Yesterday brought with it some nasty weather, or what is called maltempo in Italian, to the Amalfi Coast. It woke me up at about 1am in the morning, kept me awake most of the night, and was still going strong yesterday evening. This is the sort of wind I experienced growing up on the Atlantic Ocean in Florida when tropical storms and hurricanes would pass nearby. Spending most of the day inside, watching the trees perform strange contortions in the wind, I had some time to think about the wind . . . Il vento.
When I first came here, I heard people talk about scirocco winds and winds coming from Africa and Libya, but it took me awhile to learn what they really meant. I remember the first time someone pointed out that the sand on the car was from Africa. Really? How strange! What are called the scirocco winds are the strong southwesterly winds that carry sand all the way from the Sahara desert. After the rain that comes with the scirocco winds, I have to clean the sand off the outside of the windows and douse the windshield of the car with water from the fountain in town.
The libeccio winds often mean trouble in the winter. These winds come from the southwest and can cause rough seas and violent storms. This is often what brings the large waves that crash against the section of Amalfi you see in the photo above. Given Amalfi’s situation, it is also the wind that brings the damaging waves to the port. The wind and rain storm yesterday came in from the southwest very quickly and brought with it more damage for Amalfi. The guard railings were ripped right off the sidewalks next to the port where the SITA buses stop. It was dark when I was down there yesterday evening, and the waves were still too large to investigate closely. So much for the work that was underway repairing the damage from the last storm!
During the night, the wind made what people here call “the tour of the winds.” When I went to sleep last night, the libeccio winds were still blowing from the southwest. This morning, however, the wind was blowing from practically the opposite direction. It had changed overnight to what is called the tramontana and the gregale winds. The tramontana, literally “from the mountains” in Italian, is a pure north wind. This time of year it is a cold wind, but in the summer it brings cool breezes from Agerola down to Amalfi. Right now the wind is coming more from the northeast, which makes it a gregale, and it is very cold!
Those are the types of winds I hear about the most here on the Amalfi Coast, but there are names for winds from every direction. Here you go:
Tramontana … north
Gregale … northeast
Levante … East
Scirocco … southeast
Mezzogiorno … south
Libeccio … southwest
Ponente … west
Maestrale … northwest

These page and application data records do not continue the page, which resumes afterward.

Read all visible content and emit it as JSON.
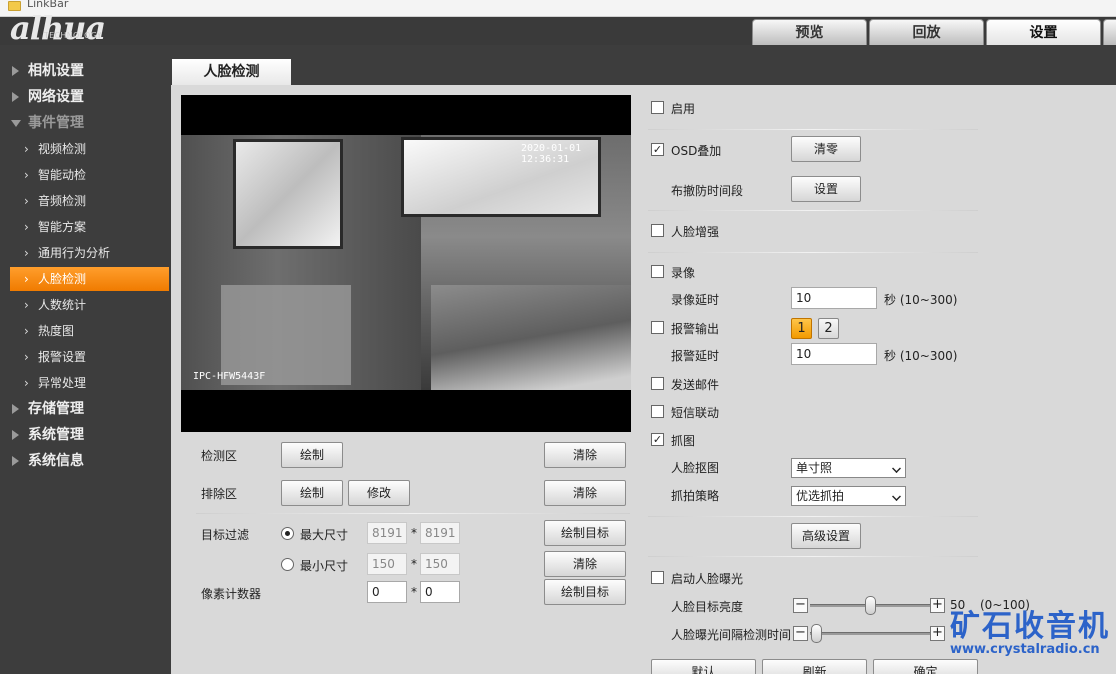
{
  "linkbar": {
    "label": "LinkBar"
  },
  "header": {
    "logo": "alhua",
    "logo_sub": "TECHNOLOGY",
    "tabs": [
      "预览",
      "回放",
      "设置"
    ]
  },
  "sidebar": {
    "groups": [
      "相机设置",
      "网络设置",
      "事件管理",
      "存储管理",
      "系统管理",
      "系统信息"
    ],
    "event_items": [
      "视频检测",
      "智能动检",
      "音频检测",
      "智能方案",
      "通用行为分析",
      "人脸检测",
      "人数统计",
      "热度图",
      "报警设置",
      "异常处理"
    ]
  },
  "page": {
    "tab": "人脸检测"
  },
  "video": {
    "osd_time": "2020-01-01 12:36:31",
    "osd_name": "IPC-HFW5443F"
  },
  "left_form": {
    "detect_zone": "检测区",
    "draw": "绘制",
    "clear": "清除",
    "exclude_zone": "排除区",
    "modify": "修改",
    "target_filter": "目标过滤",
    "max_size": "最大尺寸",
    "max_w": "8191",
    "max_h": "8191",
    "draw_target": "绘制目标",
    "min_size": "最小尺寸",
    "min_w": "150",
    "min_h": "150",
    "pixel_counter": "像素计数器",
    "px_w": "0",
    "px_h": "0",
    "times": "*"
  },
  "right_form": {
    "enable": "启用",
    "osd_overlay": "OSD叠加",
    "reset": "清零",
    "arm_period": "布撤防时间段",
    "setup": "设置",
    "face_enhance": "人脸增强",
    "record": "录像",
    "record_delay_label": "录像延时",
    "record_delay": "10",
    "delay_unit": "秒 (10~300)",
    "alarm_out": "报警输出",
    "alarm_btn1": "1",
    "alarm_btn2": "2",
    "alarm_delay_label": "报警延时",
    "alarm_delay": "10",
    "send_email": "发送邮件",
    "sms_link": "短信联动",
    "snapshot": "抓图",
    "face_crop_label": "人脸抠图",
    "face_crop": "单寸照",
    "capture_strategy_label": "抓拍策略",
    "capture_strategy": "优选抓拍",
    "advanced": "高级设置",
    "face_exposure": "启动人脸曝光",
    "face_brightness_label": "人脸目标亮度",
    "face_brightness": "50",
    "brightness_range": "(0~100)",
    "exposure_interval_label": "人脸曝光间隔检测时间",
    "brightness_level": 0.5,
    "interval_level": 0.05
  },
  "footer": {
    "default": "默认",
    "refresh": "刷新",
    "ok": "确定"
  },
  "watermark": {
    "big": "矿石收音机",
    "small": "www.crystalradio.cn"
  },
  "colors": {
    "accent": "#f28a10",
    "sidebar": "#3d3d3d",
    "header": "#3a3a3a"
  }
}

All this talk of wind has reminded me of the best windy story I have read or heard about recently. Michelle, from the fabulous Bleeding Espresso blog, has simply the best story about the strong scirocco winds in southern Italy. You hear people talk about the power of the wind, and let me tell you, there was some strong wind blowing in Calabria that day! What a lovely story!